Dataset rows for apps and sites
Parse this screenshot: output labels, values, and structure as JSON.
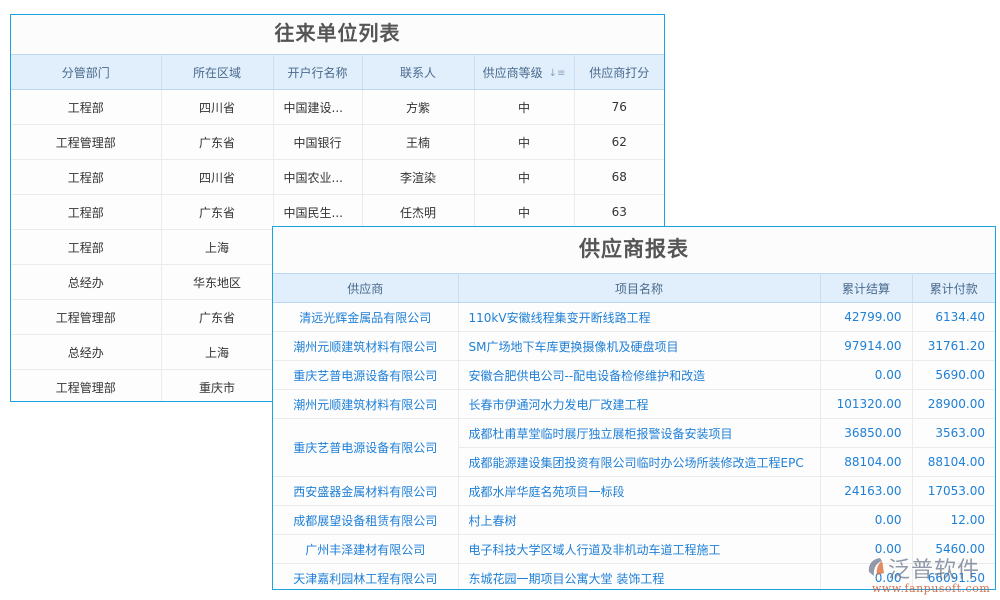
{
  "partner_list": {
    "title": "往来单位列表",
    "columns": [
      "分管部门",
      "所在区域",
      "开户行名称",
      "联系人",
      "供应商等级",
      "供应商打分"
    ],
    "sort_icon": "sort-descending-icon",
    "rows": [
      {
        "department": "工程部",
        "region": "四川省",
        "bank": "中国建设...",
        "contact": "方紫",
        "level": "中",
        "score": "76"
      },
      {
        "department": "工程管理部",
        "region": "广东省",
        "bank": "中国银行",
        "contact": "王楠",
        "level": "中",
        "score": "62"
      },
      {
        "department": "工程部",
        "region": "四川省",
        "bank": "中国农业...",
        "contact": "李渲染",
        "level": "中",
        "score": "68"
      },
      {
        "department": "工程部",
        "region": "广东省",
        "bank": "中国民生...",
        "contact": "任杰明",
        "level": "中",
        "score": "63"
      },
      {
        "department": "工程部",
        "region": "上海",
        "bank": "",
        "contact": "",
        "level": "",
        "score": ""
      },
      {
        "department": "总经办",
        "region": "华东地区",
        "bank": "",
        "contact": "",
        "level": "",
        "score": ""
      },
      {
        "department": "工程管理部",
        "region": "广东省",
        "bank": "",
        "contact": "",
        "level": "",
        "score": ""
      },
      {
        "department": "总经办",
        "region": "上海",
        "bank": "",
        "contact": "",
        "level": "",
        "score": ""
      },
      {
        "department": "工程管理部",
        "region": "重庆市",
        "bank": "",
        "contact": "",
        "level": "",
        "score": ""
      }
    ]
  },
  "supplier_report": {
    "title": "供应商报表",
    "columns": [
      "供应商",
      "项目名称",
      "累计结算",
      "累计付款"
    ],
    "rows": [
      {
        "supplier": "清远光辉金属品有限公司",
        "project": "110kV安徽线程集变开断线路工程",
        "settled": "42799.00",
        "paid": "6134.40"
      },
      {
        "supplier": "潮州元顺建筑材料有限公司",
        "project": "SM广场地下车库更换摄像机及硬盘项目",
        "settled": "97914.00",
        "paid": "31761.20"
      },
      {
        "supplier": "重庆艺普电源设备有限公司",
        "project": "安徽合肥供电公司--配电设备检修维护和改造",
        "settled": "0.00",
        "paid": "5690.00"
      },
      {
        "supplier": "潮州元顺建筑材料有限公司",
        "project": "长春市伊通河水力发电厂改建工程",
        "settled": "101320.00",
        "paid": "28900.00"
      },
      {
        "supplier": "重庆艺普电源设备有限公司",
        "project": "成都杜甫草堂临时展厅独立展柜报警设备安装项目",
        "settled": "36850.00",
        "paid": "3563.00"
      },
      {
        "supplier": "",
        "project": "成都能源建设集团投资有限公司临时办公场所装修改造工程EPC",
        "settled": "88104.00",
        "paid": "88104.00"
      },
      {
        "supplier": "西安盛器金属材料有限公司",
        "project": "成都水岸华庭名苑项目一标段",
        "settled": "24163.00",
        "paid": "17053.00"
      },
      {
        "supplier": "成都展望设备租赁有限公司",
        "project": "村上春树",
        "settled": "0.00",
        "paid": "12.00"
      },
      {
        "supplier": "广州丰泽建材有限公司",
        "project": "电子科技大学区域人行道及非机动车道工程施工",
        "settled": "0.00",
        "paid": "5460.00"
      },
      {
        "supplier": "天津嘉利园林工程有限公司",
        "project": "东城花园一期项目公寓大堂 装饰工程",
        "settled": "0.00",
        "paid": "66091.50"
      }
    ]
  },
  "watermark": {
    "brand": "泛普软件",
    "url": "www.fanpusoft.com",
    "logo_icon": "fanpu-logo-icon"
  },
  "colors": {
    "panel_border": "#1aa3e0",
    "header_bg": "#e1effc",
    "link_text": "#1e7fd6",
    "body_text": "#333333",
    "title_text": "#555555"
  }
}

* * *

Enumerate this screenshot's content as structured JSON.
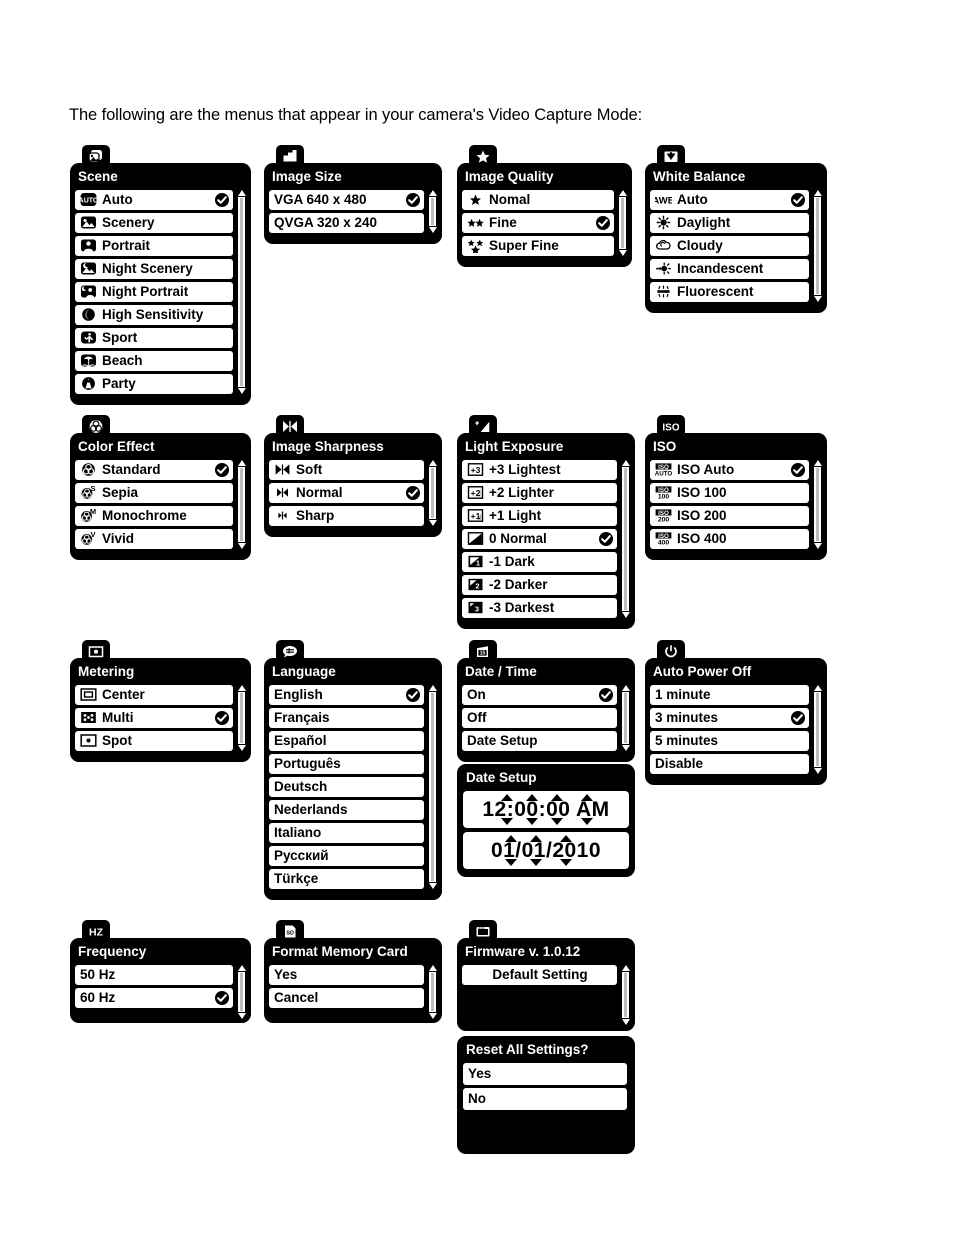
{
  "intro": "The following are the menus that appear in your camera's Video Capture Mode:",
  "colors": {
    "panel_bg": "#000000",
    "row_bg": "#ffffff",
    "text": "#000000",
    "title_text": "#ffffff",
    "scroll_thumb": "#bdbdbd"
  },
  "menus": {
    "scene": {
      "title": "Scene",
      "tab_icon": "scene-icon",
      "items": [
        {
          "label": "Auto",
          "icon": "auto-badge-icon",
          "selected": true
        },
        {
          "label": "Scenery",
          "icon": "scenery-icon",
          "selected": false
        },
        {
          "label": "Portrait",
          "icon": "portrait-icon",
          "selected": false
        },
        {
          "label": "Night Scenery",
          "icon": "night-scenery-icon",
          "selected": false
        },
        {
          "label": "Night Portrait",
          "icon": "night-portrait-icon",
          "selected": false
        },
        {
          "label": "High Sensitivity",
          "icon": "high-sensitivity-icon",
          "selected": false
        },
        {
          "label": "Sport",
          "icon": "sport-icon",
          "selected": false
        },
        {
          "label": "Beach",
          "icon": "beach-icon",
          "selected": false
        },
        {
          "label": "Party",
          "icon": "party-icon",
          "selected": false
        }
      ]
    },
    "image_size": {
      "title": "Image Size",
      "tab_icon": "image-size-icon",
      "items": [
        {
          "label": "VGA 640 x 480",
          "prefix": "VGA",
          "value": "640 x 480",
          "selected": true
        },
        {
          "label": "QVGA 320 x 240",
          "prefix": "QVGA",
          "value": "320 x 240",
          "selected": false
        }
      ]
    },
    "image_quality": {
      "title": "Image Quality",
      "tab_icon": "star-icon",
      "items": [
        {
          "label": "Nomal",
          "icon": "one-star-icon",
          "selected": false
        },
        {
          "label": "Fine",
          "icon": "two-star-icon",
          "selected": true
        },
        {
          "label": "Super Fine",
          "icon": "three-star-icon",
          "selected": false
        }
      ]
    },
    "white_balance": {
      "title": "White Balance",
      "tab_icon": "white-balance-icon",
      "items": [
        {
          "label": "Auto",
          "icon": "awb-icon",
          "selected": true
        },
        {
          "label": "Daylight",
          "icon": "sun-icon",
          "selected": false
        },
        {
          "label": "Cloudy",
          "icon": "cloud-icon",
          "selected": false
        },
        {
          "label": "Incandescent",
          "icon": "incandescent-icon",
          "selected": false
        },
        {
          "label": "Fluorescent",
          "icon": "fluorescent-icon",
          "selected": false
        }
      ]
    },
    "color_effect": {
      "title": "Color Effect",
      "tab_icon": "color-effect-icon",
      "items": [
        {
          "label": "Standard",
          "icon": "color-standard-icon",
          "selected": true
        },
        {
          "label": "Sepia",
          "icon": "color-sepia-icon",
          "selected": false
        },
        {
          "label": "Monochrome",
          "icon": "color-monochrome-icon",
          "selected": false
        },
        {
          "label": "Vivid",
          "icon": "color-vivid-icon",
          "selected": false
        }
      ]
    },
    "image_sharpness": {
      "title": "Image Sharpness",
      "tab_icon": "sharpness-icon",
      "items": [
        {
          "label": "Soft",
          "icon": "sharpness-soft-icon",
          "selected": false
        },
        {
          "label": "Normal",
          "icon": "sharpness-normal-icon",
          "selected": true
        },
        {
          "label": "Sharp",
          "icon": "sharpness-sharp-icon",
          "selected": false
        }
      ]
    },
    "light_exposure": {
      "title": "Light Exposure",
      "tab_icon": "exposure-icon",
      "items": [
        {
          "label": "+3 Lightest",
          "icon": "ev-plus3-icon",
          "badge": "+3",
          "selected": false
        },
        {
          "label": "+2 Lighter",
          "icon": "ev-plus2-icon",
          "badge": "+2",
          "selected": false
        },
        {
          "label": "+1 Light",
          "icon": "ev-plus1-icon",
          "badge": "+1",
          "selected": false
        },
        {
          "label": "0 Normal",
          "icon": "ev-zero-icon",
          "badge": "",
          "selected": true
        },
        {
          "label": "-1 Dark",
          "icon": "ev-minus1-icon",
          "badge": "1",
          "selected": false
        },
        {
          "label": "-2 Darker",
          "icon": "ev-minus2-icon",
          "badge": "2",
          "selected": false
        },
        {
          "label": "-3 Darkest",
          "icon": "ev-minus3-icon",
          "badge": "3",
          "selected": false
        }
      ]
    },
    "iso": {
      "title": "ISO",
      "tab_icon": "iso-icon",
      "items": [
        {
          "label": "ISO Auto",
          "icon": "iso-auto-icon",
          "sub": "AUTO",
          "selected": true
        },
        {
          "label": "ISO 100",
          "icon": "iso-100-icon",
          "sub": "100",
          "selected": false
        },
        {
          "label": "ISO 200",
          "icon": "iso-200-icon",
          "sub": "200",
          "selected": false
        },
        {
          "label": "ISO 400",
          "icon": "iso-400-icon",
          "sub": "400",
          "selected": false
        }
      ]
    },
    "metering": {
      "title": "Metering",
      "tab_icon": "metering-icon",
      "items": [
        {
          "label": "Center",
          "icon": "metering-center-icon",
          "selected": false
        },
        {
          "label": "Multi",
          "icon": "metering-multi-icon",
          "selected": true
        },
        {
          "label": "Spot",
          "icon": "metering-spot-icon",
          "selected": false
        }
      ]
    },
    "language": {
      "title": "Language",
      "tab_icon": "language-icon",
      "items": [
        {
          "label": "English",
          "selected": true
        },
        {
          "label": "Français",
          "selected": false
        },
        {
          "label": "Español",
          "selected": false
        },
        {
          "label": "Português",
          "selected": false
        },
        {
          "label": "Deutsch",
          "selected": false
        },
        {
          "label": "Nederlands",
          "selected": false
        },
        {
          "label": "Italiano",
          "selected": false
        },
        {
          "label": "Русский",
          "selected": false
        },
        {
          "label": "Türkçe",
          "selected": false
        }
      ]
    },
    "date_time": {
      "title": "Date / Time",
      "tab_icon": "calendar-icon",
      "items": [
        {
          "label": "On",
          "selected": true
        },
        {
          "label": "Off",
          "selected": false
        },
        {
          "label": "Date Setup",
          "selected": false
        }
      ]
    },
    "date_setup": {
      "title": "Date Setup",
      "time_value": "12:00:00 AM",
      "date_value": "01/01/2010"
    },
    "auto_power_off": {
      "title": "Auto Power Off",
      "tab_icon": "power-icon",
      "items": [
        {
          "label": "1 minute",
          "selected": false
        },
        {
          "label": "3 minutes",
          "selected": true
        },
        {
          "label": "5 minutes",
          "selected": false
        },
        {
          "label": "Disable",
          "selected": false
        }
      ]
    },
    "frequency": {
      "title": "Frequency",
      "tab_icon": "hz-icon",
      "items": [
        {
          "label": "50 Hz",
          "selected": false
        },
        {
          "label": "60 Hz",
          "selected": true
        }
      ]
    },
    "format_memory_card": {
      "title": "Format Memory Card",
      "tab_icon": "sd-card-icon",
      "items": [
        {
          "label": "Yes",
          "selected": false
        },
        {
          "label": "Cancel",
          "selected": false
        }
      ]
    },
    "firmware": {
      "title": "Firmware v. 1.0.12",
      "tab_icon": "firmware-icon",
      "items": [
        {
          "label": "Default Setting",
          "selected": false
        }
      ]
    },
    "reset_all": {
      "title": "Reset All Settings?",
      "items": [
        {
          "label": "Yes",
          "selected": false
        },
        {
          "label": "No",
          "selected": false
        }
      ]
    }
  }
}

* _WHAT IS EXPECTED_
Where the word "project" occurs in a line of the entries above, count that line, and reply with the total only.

* _YOUR SOLUTION_
10